Extracted records
■ ■ ■ ■
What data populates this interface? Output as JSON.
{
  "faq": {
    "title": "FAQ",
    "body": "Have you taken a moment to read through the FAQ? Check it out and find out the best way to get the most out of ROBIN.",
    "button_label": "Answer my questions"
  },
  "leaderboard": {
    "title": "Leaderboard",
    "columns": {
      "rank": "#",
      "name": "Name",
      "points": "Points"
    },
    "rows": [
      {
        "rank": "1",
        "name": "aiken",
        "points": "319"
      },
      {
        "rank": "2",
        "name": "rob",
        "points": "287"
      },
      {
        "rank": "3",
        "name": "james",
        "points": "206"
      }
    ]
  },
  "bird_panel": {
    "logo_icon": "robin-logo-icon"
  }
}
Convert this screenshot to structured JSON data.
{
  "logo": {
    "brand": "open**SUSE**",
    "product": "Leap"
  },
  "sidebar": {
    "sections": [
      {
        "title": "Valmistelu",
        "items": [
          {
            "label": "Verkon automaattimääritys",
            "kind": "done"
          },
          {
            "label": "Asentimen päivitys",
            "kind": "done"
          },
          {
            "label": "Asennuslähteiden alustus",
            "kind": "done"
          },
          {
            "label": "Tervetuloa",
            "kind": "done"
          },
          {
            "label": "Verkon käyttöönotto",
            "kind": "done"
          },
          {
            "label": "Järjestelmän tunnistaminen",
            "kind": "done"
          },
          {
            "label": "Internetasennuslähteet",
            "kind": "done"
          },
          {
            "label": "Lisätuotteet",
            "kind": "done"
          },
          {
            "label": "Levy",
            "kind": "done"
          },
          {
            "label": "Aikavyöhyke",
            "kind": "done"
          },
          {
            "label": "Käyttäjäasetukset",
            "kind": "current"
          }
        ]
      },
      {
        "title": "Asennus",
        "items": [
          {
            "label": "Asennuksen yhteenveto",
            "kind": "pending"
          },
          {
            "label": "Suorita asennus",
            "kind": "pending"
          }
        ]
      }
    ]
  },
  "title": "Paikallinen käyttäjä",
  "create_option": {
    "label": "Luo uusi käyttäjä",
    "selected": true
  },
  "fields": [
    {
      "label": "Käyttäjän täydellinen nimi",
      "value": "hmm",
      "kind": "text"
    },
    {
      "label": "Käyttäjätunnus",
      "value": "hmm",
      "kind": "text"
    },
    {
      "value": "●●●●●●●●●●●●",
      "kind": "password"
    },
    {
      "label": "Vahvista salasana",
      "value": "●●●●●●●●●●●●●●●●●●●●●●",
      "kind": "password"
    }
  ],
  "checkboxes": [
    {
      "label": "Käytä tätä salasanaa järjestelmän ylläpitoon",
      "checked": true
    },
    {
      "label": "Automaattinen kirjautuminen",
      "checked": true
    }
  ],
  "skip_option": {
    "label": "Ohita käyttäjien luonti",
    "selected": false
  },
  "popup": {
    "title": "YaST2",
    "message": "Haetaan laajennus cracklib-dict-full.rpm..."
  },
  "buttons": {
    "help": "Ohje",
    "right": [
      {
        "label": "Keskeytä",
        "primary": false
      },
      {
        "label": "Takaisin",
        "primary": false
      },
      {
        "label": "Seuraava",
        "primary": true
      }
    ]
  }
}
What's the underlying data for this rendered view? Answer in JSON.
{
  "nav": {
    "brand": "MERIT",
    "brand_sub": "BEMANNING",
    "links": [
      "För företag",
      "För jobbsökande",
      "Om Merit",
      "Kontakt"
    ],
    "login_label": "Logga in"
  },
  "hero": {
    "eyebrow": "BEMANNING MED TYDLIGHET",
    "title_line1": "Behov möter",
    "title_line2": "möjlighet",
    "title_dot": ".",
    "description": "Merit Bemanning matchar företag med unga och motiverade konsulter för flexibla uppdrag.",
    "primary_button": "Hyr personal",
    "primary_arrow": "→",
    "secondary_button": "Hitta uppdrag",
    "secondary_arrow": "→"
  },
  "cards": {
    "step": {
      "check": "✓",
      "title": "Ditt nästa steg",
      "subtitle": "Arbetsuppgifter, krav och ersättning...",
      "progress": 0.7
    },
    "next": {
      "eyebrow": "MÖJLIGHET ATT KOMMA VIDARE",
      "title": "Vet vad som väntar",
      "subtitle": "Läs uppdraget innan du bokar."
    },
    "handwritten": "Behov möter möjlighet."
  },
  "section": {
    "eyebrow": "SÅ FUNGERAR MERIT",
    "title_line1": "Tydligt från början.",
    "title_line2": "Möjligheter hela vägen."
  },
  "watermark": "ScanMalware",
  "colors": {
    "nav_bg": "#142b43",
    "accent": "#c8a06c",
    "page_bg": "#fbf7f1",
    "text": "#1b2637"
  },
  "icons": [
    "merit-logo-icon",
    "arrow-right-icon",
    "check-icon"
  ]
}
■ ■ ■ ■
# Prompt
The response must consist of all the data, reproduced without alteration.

# Task response
What data populates this interface? Output as JSON.
{
  "faq": {
    "title": "FAQ",
    "body": "Have you taken a moment to read through the FAQ? Check it out and find out the best way to get the most out of ROBIN.",
    "button_label": "Answer my questions"
  },
  "leaderboard": {
    "title": "Leaderboard",
    "columns": {
      "rank": "#",
      "name": "Name",
      "points": "Points"
    },
    "rows": [
      {
        "rank": "1",
        "name": "aiken",
        "points": "319"
      },
      {
        "rank": "2",
        "name": "rob",
        "points": "287"
      },
      {
        "rank": "3",
        "name": "james",
        "points": "206"
      }
    ]
  },
  "bird_panel": {
    "logo_icon": "robin-logo-icon"
  }
}
Convert this screenshot to structured JSON data.
{
  "logo": {
    "brand": "open**SUSE**",
    "product": "Leap"
  },
  "sidebar": {
    "sections": [
      {
        "title": "Valmistelu",
        "items": [
          {
            "label": "Verkon automaattimääritys",
            "kind": "done"
          },
          {
            "label": "Asentimen päivitys",
            "kind": "done"
          },
          {
            "label": "Asennuslähteiden alustus",
            "kind": "done"
          },
          {
            "label": "Tervetuloa",
            "kind": "done"
          },
          {
            "label": "Verkon käyttöönotto",
            "kind": "done"
          },
          {
            "label": "Järjestelmän tunnistaminen",
            "kind": "done"
          },
          {
            "label": "Internetasennuslähteet",
            "kind": "done"
          },
          {
            "label": "Lisätuotteet",
            "kind": "done"
          },
          {
            "label": "Levy",
            "kind": "done"
          },
          {
            "label": "Aikavyöhyke",
            "kind": "done"
          },
          {
            "label": "Käyttäjäasetukset",
            "kind": "current"
          }
        ]
      },
      {
        "title": "Asennus",
        "items": [
          {
            "label": "Asennuksen yhteenveto",
            "kind": "pending"
          },
          {
            "label": "Suorita asennus",
            "kind": "pending"
          }
        ]
      }
    ]
  },
  "title": "Paikallinen käyttäjä",
  "create_option": {
    "label": "Luo uusi käyttäjä",
    "selected": true
  },
  "fields": [
    {
      "label": "Käyttäjän täydellinen nimi",
      "value": "hmm",
      "kind": "text"
    },
    {
      "label": "Käyttäjätunnus",
      "value": "hmm",
      "kind": "text"
    },
    {
      "value": "●●●●●●●●●●●●",
      "kind": "password"
    },
    {
      "label": "Vahvista salasana",
      "value": "●●●●●●●●●●●●●●●●●●●●●●",
      "kind": "password"
    }
  ],
  "checkboxes": [
    {
      "label": "Käytä tätä salasanaa järjestelmän ylläpitoon",
      "checked": true
    },
    {
      "label": "Automaattinen kirjautuminen",
      "checked": true
    }
  ],
  "skip_option": {
    "label": "Ohita käyttäjien luonti",
    "selected": false
  },
  "popup": {
    "title": "YaST2",
    "message": "Haetaan laajennus cracklib-dict-full.rpm..."
  },
  "buttons": {
    "help": "Ohje",
    "right": [
      {
        "label": "Keskeytä",
        "primary": false
      },
      {
        "label": "Takaisin",
        "primary": false
      },
      {
        "label": "Seuraava",
        "primary": true
      }
    ]
  }
}
What's the underlying data for this rendered view? Answer in JSON.
{
  "nav": {
    "brand": "MERIT",
    "brand_sub": "BEMANNING",
    "links": [
      "För företag",
      "För jobbsökande",
      "Om Merit",
      "Kontakt"
    ],
    "login_label": "Logga in"
  },
  "hero": {
    "eyebrow": "BEMANNING MED TYDLIGHET",
    "title_line1": "Behov möter",
    "title_line2": "möjlighet",
    "title_dot": ".",
    "description": "Merit Bemanning matchar företag med unga och motiverade konsulter för flexibla uppdrag.",
    "primary_button": "Hyr personal",
    "primary_arrow": "→",
    "secondary_button": "Hitta uppdrag",
    "secondary_arrow": "→"
  },
  "cards": {
    "step": {
      "check": "✓",
      "title": "Ditt nästa steg",
      "subtitle": "Arbetsuppgifter, krav och ersättning...",
      "progress": 0.7
    },
    "next": {
      "eyebrow": "MÖJLIGHET ATT KOMMA VIDARE",
      "title": "Vet vad som väntar",
      "subtitle": "Läs uppdraget innan du bokar."
    },
    "handwritten": "Behov möter möjlighet."
  },
  "section": {
    "eyebrow": "SÅ FUNGERAR MERIT",
    "title_line1": "Tydligt från början.",
    "title_line2": "Möjligheter hela vägen."
  },
  "watermark": "ScanMalware",
  "colors": {
    "nav_bg": "#142b43",
    "accent": "#c8a06c",
    "page_bg": "#fbf7f1",
    "text": "#1b2637"
  },
  "icons": [
    "merit-logo-icon",
    "arrow-right-icon",
    "check-icon"
  ]
}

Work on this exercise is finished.